Residents Support County Parks at Council Meeting
More than 60 attended the county council meeting Tuesday, with 10 speaking about the parks.
Although the possible closure of 23 county parks and facilities wasn't on the St. Louis County Council's agenda on Tuesday, the subject was fresh in the minds of 10 speakers who came to advocate on behalf of the parks.
“Our purpose for speaking tonight is to plead with you to make the 2012 budget cuts fair and equitable across the board,” said Mehlville resident and parks volunteer Bonnie Lorenz. “A family may not be able to afford to go to the show, or a baseball game, but they can go to one of our wonderful 69 parks for free.”
“Don’t let your legacy in office show that you were responsible for closing parks in our great county,” she said.
Before the meeting, County Executive Charlie Dooley made it clear the county would not be selling park land, but needed other solutions for the budget deficit.
“It is my hope that as we move forward, the county council and I come up with some alternatives to make something work,” he said. “The parks are not going anywhere, we’re not going to sell any parks.
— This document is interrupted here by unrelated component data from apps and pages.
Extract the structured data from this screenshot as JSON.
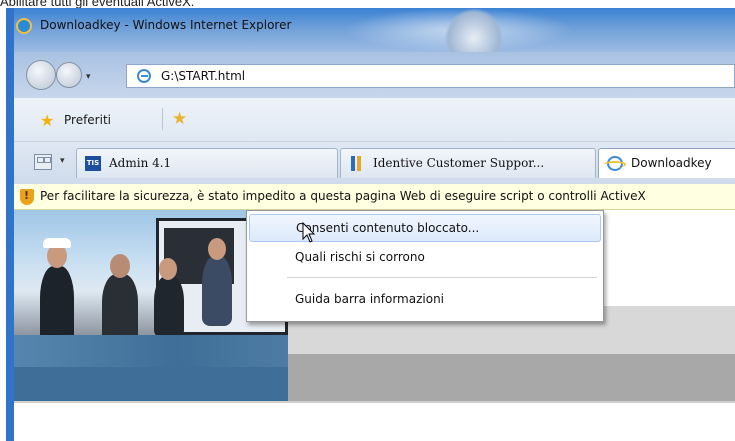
{
  "doc": {
    "top_text": "Abilitare tutti gli eventuali ActiveX."
  },
  "window": {
    "title": "Downloadkey - Windows Internet Explorer"
  },
  "address": {
    "url": "G:\\START.html"
  },
  "favorites": {
    "label": "Preferiti"
  },
  "tabs": [
    {
      "label": "Admin 4.1",
      "icon": "tis-icon"
    },
    {
      "label": "Identive Customer Suppor...",
      "icon": "identive-icon"
    },
    {
      "label": "Downloadkey",
      "icon": "ie-icon",
      "active": true
    }
  ],
  "info_bar": {
    "text": "Per facilitare la sicurezza, è stato impedito a questa pagina Web di eseguire script o controlli ActiveX"
  },
  "context_menu": {
    "items": [
      {
        "label": "Consenti contenuto bloccato...",
        "highlighted": true
      },
      {
        "label": "Quali rischi si corrono"
      },
      {
        "label": "Guida barra informazioni"
      }
    ]
  },
  "colors": {
    "frame": "#2f74c9",
    "info_bar": "#ffffe1",
    "menu_highlight": "#dceafc"
  }
}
They’re going to stay in St. Louis County.”
Announced Nov. 1, Dooley’s 2012 budget recommended cuts in several departments, but most noticeably in the Department of Parks and Recreation, which oversees the activities in more than 12,700 acres of land.
Under the proposal, the county’s operating fund of $359.4 million would reflect $10 million in savings, a number Dooley said was a deficit in the budget.
In a move that would save the county $4.376 million, 23 parks would be closed including 17 athletic fields, 6 tennis courts, 12 basketball courts and more than 62 trail miles. In Affton, Ohlendorf County Park and Mathilda-Welmering Park would close.
Suson Park and its petting zoo are on the chopping block along with the Kennedy Recreation Complex. No cuts at Jefferson Barracks or Sylvan Springs Park were recommended.
The cuts would also eliminate 133 staff positions, more than 40 of which are full time.
Dooley said he welcomed ideas in the open process and asked residents to pitch solutions.
“You’re talking about a decision that was made from a viewpoint, there were no easy decisions,” he said. “You’ve got to start somewhere, you have to open up dialogue.”
Two residents offered suggestions on how to save the parks.
Kirkwood resident Bob Nelson, who serves on the County Parks Board, called for a 2-cent tax increase in the county parks tax rate. He said residents would not need to vote to raise the tax rate from 5 to 7 cents.
According to his calculations, a house valued at $144,000 (the county’s average value) would cost its owners $6.78 a year with the increase and would fund the parks completely without layoffs or closures.
Nelson also said the Parks Board was not asked for input on how many or what parks were selected for closing, when questioned by Councilwoman Colleen Wasinger.
Ed Golterman, another County resident, had a different suggestion.
“I think any talk of a tax increase of any kind in St. Louis County is unacceptable,” he said. “I think we have a responsibility to create and find revenue flows.”
His solutions included ending the zoo and bike trails tax, freeing up $60 million in the budget to reallocate those funds.
Four representatives from the St. Louis Disc Golf Club attended the meeting in Clayton and shared concerns that two disc golf courses at Sioux Passage and Unger Parks were slated for closure.
Former club president Chris Kinsella said the club’s 540 members held monthly tournaments that bring in teams from all over the country to the area’s parks.
“We are a revenue stream for the parks,” he said. “We’ve raised over $10,000 in the last two years and have invested it back into the disc golf courses in the parks.”
After 10 speakers about the parks, Seventh District County Councilman Gregory Quinn (R-Wildwood) said the county has spent a large amount of time time building up the parks system and “vigorously opposed” the closure of any parks.
“My view is that the proposed budget cuts fall disproportionately on the parks system. I’m not in favor of that,” he said. “We owe it to ourselves and our posterity to maintain these parks and save them. I think we can work that out.”
For the first time in recent history, the County Council has formed a special budget committee to work with the executive on the budget. Headed by Fourth District representative Mike O’Mara (D-North County), the committee will hold a public hearing Nov. 15 at 6:30 p.m. at 41. S. Central Avenue in Clayton.
O’Mara announced Tuesday the committee will include former councilman Richard ‘Skip’ Mange as an independent advisor. Mange advocated for a unsuccessful 2004 tax increase to benefit county parks and served four years on the County Council.
“You have my personal commitment that I will do everything possible and I’ve been vocal thus far, to prevent the closure of any parks,” said County Council Chairman Steve Stenger (D-Affton) “We’re going to all work very hard together to come up with solutions to the issues presented.”